In this brief, CALPIRG examines the implementation of rate review in California, and the results it has achieved for consumers and small employers across the state. Our analysis includes posted rate filings that were scheduled to go into effect between January 1, 2011 and January 1, 2016.

> Keep Reading
Report | CALPIRG

CALPIRG 2016 Legislative Priorities

As the California state legislature begins to consider new bills on myriad issues, CALPIRG lays out our policy priorities for 2016.

> Keep Reading

Pages

Blog Post | Democracy

AB 84 Could Increase Big Money in Politics | Emily Rusch

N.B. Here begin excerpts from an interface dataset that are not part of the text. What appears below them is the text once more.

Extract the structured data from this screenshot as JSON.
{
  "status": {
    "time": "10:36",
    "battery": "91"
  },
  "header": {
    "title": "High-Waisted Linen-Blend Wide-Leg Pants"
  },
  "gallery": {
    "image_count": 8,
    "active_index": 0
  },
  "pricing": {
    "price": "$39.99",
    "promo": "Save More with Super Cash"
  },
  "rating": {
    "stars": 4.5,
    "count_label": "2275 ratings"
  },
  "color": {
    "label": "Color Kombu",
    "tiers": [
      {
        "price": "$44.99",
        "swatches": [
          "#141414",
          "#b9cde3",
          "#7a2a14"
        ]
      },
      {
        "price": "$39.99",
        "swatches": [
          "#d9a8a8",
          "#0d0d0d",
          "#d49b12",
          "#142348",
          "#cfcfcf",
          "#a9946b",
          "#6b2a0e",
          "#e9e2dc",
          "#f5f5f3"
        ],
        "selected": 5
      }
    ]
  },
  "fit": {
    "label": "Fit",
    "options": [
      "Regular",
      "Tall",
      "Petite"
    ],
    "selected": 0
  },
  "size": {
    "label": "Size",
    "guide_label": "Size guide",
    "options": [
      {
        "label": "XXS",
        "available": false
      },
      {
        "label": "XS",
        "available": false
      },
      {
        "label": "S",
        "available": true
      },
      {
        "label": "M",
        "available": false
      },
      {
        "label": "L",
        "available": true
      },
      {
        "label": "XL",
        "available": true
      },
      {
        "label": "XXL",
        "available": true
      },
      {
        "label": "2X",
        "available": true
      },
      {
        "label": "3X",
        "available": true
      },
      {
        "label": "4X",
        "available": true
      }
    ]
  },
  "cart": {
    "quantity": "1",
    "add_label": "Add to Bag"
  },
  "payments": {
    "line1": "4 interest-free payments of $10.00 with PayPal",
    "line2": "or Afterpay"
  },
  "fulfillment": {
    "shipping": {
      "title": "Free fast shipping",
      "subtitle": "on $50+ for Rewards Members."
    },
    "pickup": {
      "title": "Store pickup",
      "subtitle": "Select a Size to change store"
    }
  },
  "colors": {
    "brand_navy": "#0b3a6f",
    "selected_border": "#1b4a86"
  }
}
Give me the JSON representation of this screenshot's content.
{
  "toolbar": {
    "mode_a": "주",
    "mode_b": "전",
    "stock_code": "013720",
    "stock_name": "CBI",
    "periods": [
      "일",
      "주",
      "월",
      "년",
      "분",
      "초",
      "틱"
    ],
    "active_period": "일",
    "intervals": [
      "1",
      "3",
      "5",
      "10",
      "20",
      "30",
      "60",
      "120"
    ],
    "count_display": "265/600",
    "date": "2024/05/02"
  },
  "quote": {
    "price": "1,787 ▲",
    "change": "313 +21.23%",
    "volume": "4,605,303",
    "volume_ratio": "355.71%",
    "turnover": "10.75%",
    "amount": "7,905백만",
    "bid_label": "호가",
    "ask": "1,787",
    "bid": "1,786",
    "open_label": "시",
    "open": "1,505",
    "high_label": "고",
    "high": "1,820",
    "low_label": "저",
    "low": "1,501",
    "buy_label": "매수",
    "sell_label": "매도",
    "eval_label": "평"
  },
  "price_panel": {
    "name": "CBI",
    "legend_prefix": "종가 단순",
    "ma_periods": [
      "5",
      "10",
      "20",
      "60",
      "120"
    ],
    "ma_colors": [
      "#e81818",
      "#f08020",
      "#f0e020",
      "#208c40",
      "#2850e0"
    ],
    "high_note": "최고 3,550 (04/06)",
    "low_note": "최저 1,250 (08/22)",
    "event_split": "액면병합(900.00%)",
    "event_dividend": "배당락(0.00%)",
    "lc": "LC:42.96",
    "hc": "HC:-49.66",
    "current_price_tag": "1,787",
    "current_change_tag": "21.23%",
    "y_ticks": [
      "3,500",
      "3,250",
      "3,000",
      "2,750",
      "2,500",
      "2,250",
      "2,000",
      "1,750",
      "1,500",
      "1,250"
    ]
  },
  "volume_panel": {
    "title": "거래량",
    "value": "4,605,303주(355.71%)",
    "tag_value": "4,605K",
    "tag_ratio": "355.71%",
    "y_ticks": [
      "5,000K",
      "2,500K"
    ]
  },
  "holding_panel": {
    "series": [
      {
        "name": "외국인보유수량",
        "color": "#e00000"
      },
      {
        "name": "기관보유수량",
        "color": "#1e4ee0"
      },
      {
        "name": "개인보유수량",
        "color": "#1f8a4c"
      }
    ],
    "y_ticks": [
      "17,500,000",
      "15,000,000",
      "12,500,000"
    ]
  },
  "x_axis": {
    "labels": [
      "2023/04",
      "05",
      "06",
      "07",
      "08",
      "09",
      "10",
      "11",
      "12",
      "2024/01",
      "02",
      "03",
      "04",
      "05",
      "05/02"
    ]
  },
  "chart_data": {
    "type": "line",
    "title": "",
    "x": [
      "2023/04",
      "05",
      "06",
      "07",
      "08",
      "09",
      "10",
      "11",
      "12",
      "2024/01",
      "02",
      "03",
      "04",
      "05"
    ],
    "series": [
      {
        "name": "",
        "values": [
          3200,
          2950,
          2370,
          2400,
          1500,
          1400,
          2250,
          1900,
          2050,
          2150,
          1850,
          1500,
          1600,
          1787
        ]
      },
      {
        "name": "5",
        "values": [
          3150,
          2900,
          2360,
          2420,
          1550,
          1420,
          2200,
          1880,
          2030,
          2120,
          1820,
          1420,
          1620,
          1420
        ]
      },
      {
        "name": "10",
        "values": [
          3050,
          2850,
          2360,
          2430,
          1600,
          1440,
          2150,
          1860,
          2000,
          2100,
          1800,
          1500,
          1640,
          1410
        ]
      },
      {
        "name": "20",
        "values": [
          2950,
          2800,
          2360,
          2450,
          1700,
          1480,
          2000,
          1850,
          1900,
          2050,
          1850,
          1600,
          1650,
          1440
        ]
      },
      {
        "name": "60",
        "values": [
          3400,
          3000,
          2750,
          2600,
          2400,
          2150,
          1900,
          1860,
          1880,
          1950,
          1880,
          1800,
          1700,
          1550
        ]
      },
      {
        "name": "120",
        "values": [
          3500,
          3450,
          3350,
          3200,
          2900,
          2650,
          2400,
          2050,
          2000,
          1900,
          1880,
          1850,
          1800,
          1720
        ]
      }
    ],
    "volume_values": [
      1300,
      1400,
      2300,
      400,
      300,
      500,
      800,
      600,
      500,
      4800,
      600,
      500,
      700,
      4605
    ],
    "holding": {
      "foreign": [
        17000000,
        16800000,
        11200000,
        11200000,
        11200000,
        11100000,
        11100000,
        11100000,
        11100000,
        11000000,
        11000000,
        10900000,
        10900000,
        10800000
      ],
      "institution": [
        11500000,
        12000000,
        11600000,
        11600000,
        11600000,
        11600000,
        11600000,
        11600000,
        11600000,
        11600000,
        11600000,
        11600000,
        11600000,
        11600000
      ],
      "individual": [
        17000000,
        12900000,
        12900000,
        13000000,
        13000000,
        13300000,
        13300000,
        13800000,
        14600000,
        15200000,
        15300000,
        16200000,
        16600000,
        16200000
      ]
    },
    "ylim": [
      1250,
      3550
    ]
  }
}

In early July, Assemblymember Kevin Mullin rewrote his Assembly Bill 84 to amend the Political Reform Act to expand opportunities for really wealthy donors to give directly to political campaigns. Taryn Luna from the Sacramento Bee wrote the first substantive story about the bill a few days later. As I told her for the story, "Rules that allow these really large contributions end up reducing the influence of average Californians in the process. Democracy should be for all of us, not the very few." Here's CALPIRG's official letter of opposition to the bill.

> Keep Reading
Blog Post | Financial Reform

We Join Leading Groups Urging SEC To Strengthen Weak Investor Best Interest Proposal | Ed Mierzwinski

We've joined leading consumer, civil rights, labor and older American organizations in a comment letter urging the Securities and Exchange Commission (SEC) to strengthen its proposed "Regulation Best Interest" intended to ensure that all broker-dealers and other individuals and firms offering investment advice act do so in a fiduciary capacity, or in the best interest of their investor-clients. (Right now, it doesn't).

> Keep Reading
Blog Post | Consumer Protection

ID Theft & Privacy Checklists | Mike Litt

Today, we're releasing our revamped Identity Theft and Online Privacy resources.

> Keep Reading
Blog Post | Consumer Protection

Sign up for that service online? Now you can cancel it online, too | Emily Rusch

I think most consumers have had at least one frustrating phone call exchange with a company, trying to cancel a service that was so easy to sign up for online, but find themselves running into roadblocks when trying to end that same service. 

> Keep Reading
Blog Post | Antibiotics

This 4th of July, Hold the Antibiotics | Laura Deehan

Its almost July 4th, and soon Californians from San Diego to Redding will gather to watch fireworks and enjoy the peak of summer. Most of us will eat a barbecued meal with family and friends as well — the Fourth is the number one grilling event of the year. Here are some key things to know to protect your health when you’re preparing your holiday barbecue.

> Keep Reading

Pages

View AllRSS Feed

Support Us

Your donation supports CALPIRG’s work to stand up for consumers on the issues that matter, especially when powerful interests are blocking progress.

Consumer Alerts

Join our network and stay up to date on our campaigns, get important consumer updates and take action on critical issues.
Optional Member Code